• [ABOUT THIS EXERCISE]
Please repeat the data shown below, word for word.

• [SUPPLIED RECORDS]
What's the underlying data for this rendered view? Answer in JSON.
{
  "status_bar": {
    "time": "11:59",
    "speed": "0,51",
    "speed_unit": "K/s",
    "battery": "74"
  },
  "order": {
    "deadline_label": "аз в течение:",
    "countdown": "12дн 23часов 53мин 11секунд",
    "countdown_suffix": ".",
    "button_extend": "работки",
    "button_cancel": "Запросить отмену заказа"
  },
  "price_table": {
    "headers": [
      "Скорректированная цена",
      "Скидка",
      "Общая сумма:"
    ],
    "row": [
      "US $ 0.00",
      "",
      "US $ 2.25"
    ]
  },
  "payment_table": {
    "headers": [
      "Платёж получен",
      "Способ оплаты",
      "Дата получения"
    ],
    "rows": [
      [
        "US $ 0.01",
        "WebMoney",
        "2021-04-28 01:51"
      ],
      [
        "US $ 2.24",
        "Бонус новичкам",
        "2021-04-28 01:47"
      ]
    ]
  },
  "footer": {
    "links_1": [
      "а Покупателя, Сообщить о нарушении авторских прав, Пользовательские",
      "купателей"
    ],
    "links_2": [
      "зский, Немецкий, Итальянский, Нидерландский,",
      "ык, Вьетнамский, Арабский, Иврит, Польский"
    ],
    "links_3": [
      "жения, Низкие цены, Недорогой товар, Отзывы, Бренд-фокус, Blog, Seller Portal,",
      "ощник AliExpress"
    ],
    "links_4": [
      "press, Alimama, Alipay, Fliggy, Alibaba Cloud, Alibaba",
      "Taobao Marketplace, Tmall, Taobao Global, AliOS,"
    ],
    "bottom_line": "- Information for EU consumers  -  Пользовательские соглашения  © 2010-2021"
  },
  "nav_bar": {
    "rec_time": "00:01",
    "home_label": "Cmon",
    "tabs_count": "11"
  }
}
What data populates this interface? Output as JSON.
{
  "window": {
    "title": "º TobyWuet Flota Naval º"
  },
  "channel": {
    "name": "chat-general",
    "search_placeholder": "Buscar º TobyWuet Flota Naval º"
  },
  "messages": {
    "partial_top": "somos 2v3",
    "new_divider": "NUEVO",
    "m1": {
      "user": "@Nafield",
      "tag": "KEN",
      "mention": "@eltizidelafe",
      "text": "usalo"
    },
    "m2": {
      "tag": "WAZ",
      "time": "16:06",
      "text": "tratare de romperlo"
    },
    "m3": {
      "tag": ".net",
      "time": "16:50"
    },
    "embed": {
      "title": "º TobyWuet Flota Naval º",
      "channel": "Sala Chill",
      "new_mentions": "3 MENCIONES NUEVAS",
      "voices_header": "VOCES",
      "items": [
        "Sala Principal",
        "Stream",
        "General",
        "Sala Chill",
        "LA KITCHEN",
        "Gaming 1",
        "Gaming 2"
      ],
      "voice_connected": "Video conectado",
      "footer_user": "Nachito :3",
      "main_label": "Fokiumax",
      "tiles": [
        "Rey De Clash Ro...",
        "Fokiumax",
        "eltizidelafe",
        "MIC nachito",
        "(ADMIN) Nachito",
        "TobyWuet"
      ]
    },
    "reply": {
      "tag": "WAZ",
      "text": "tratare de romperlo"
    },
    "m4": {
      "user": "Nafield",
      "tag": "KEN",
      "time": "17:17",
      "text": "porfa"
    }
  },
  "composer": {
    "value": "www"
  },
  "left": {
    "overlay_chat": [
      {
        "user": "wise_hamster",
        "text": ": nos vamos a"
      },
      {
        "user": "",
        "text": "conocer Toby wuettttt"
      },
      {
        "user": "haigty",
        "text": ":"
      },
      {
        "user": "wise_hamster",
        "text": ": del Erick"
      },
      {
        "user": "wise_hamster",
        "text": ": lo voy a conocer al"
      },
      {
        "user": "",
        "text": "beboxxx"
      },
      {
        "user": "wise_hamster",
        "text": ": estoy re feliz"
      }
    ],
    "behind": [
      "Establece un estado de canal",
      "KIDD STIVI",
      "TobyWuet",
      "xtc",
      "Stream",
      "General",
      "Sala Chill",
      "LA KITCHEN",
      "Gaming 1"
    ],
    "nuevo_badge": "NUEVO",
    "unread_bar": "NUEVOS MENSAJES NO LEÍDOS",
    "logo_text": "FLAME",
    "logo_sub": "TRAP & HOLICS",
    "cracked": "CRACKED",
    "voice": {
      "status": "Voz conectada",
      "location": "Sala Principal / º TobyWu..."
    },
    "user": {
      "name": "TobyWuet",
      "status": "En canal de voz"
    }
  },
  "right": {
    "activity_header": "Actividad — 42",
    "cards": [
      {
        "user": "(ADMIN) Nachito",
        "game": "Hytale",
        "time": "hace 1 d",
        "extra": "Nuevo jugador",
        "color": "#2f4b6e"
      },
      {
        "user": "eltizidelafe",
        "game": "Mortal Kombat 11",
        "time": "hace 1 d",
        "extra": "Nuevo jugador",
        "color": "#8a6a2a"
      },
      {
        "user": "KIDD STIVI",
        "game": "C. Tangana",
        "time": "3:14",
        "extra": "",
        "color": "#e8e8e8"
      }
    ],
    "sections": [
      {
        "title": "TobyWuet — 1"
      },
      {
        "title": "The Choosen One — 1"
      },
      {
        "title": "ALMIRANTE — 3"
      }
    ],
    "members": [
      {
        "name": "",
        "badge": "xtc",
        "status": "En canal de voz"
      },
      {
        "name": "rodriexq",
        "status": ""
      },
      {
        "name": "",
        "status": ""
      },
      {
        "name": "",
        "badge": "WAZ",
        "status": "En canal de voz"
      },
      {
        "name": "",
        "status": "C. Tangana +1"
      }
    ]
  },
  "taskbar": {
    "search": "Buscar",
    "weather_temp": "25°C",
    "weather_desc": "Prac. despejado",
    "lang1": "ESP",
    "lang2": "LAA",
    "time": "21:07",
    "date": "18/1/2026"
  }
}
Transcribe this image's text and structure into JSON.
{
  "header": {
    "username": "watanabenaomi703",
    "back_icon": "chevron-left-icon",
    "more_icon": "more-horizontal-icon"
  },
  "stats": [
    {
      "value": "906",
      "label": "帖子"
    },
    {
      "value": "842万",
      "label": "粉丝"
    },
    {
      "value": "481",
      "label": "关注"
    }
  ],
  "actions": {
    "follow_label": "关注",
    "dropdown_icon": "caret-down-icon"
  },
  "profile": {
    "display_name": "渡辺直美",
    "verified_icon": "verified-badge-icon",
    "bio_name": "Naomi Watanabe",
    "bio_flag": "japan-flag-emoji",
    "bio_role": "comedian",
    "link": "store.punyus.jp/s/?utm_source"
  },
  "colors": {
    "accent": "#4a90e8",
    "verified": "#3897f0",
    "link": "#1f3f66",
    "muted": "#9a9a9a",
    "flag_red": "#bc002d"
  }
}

• [RESULT FOR THIS EXERCISE]
What's the underlying data for this rendered view? Answer in JSON.
{
  "status_bar": {
    "time": "11:59",
    "speed": "0,51",
    "speed_unit": "K/s",
    "battery": "74"
  },
  "order": {
    "deadline_label": "аз в течение:",
    "countdown": "12дн 23часов 53мин 11секунд",
    "countdown_suffix": ".",
    "button_extend": "работки",
    "button_cancel": "Запросить отмену заказа"
  },
  "price_table": {
    "headers": [
      "Скорректированная цена",
      "Скидка",
      "Общая сумма:"
    ],
    "row": [
      "US $ 0.00",
      "",
      "US $ 2.25"
    ]
  },
  "payment_table": {
    "headers": [
      "Платёж получен",
      "Способ оплаты",
      "Дата получения"
    ],
    "rows": [
      [
        "US $ 0.01",
        "WebMoney",
        "2021-04-28 01:51"
      ],
      [
        "US $ 2.24",
        "Бонус новичкам",
        "2021-04-28 01:47"
      ]
    ]
  },
  "footer": {
    "links_1": [
      "а Покупателя, Сообщить о нарушении авторских прав, Пользовательские",
      "купателей"
    ],
    "links_2": [
      "зский, Немецкий, Итальянский, Нидерландский,",
      "ык, Вьетнамский, Арабский, Иврит, Польский"
    ],
    "links_3": [
      "жения, Низкие цены, Недорогой товар, Отзывы, Бренд-фокус, Blog, Seller Portal,",
      "ощник AliExpress"
    ],
    "links_4": [
      "press, Alimama, Alipay, Fliggy, Alibaba Cloud, Alibaba",
      "Taobao Marketplace, Tmall, Taobao Global, AliOS,"
    ],
    "bottom_line": "- Information for EU consumers  -  Пользовательские соглашения  © 2010-2021"
  },
  "nav_bar": {
    "rec_time": "00:01",
    "home_label": "Cmon",
    "tabs_count": "11"
  }
}
What data populates this interface? Output as JSON.
{
  "window": {
    "title": "º TobyWuet Flota Naval º"
  },
  "channel": {
    "name": "chat-general",
    "search_placeholder": "Buscar º TobyWuet Flota Naval º"
  },
  "messages": {
    "partial_top": "somos 2v3",
    "new_divider": "NUEVO",
    "m1": {
      "user": "@Nafield",
      "tag": "KEN",
      "mention": "@eltizidelafe",
      "text": "usalo"
    },
    "m2": {
      "tag": "WAZ",
      "time": "16:06",
      "text": "tratare de romperlo"
    },
    "m3": {
      "tag": ".net",
      "time": "16:50"
    },
    "embed": {
      "title": "º TobyWuet Flota Naval º",
      "channel": "Sala Chill",
      "new_mentions": "3 MENCIONES NUEVAS",
      "voices_header": "VOCES",
      "items": [
        "Sala Principal",
        "Stream",
        "General",
        "Sala Chill",
        "LA KITCHEN",
        "Gaming 1",
        "Gaming 2"
      ],
      "voice_connected": "Video conectado",
      "footer_user": "Nachito :3",
      "main_label": "Fokiumax",
      "tiles": [
        "Rey De Clash Ro...",
        "Fokiumax",
        "eltizidelafe",
        "MIC nachito",
        "(ADMIN) Nachito",
        "TobyWuet"
      ]
    },
    "reply": {
      "tag": "WAZ",
      "text": "tratare de romperlo"
    },
    "m4": {
      "user": "Nafield",
      "tag": "KEN",
      "time": "17:17",
      "text": "porfa"
    }
  },
  "composer": {
    "value": "www"
  },
  "left": {
    "overlay_chat": [
      {
        "user": "wise_hamster",
        "text": ": nos vamos a"
      },
      {
        "user": "",
        "text": "conocer Toby wuettttt"
      },
      {
        "user": "haigty",
        "text": ":"
      },
      {
        "user": "wise_hamster",
        "text": ": del Erick"
      },
      {
        "user": "wise_hamster",
        "text": ": lo voy a conocer al"
      },
      {
        "user": "",
        "text": "beboxxx"
      },
      {
        "user": "wise_hamster",
        "text": ": estoy re feliz"
      }
    ],
    "behind": [
      "Establece un estado de canal",
      "KIDD STIVI",
      "TobyWuet",
      "xtc",
      "Stream",
      "General",
      "Sala Chill",
      "LA KITCHEN",
      "Gaming 1"
    ],
    "nuevo_badge": "NUEVO",
    "unread_bar": "NUEVOS MENSAJES NO LEÍDOS",
    "logo_text": "FLAME",
    "logo_sub": "TRAP & HOLICS",
    "cracked": "CRACKED",
    "voice": {
      "status": "Voz conectada",
      "location": "Sala Principal / º TobyWu..."
    },
    "user": {
      "name": "TobyWuet",
      "status": "En canal de voz"
    }
  },
  "right": {
    "activity_header": "Actividad — 42",
    "cards": [
      {
        "user": "(ADMIN) Nachito",
        "game": "Hytale",
        "time": "hace 1 d",
        "extra": "Nuevo jugador",
        "color": "#2f4b6e"
      },
      {
        "user": "eltizidelafe",
        "game": "Mortal Kombat 11",
        "time": "hace 1 d",
        "extra": "Nuevo jugador",
        "color": "#8a6a2a"
      },
      {
        "user": "KIDD STIVI",
        "game": "C. Tangana",
        "time": "3:14",
        "extra": "",
        "color": "#e8e8e8"
      }
    ],
    "sections": [
      {
        "title": "TobyWuet — 1"
      },
      {
        "title": "The Choosen One — 1"
      },
      {
        "title": "ALMIRANTE — 3"
      }
    ],
    "members": [
      {
        "name": "",
        "badge": "xtc",
        "status": "En canal de voz"
      },
      {
        "name": "rodriexq",
        "status": ""
      },
      {
        "name": "",
        "status": ""
      },
      {
        "name": "",
        "badge": "WAZ",
        "status": "En canal de voz"
      },
      {
        "name": "",
        "status": "C. Tangana +1"
      }
    ]
  },
  "taskbar": {
    "search": "Buscar",
    "weather_temp": "25°C",
    "weather_desc": "Prac. despejado",
    "lang1": "ESP",
    "lang2": "LAA",
    "time": "21:07",
    "date": "18/1/2026"
  }
}
Transcribe this image's text and structure into JSON.
{
  "header": {
    "username": "watanabenaomi703",
    "back_icon": "chevron-left-icon",
    "more_icon": "more-horizontal-icon"
  },
  "stats": [
    {
      "value": "906",
      "label": "帖子"
    },
    {
      "value": "842万",
      "label": "粉丝"
    },
    {
      "value": "481",
      "label": "关注"
    }
  ],
  "actions": {
    "follow_label": "关注",
    "dropdown_icon": "caret-down-icon"
  },
  "profile": {
    "display_name": "渡辺直美",
    "verified_icon": "verified-badge-icon",
    "bio_name": "Naomi Watanabe",
    "bio_flag": "japan-flag-emoji",
    "bio_role": "comedian",
    "link": "store.punyus.jp/s/?utm_source"
  },
  "colors": {
    "accent": "#4a90e8",
    "verified": "#3897f0",
    "link": "#1f3f66",
    "muted": "#9a9a9a",
    "flag_red": "#bc002d"
  }
}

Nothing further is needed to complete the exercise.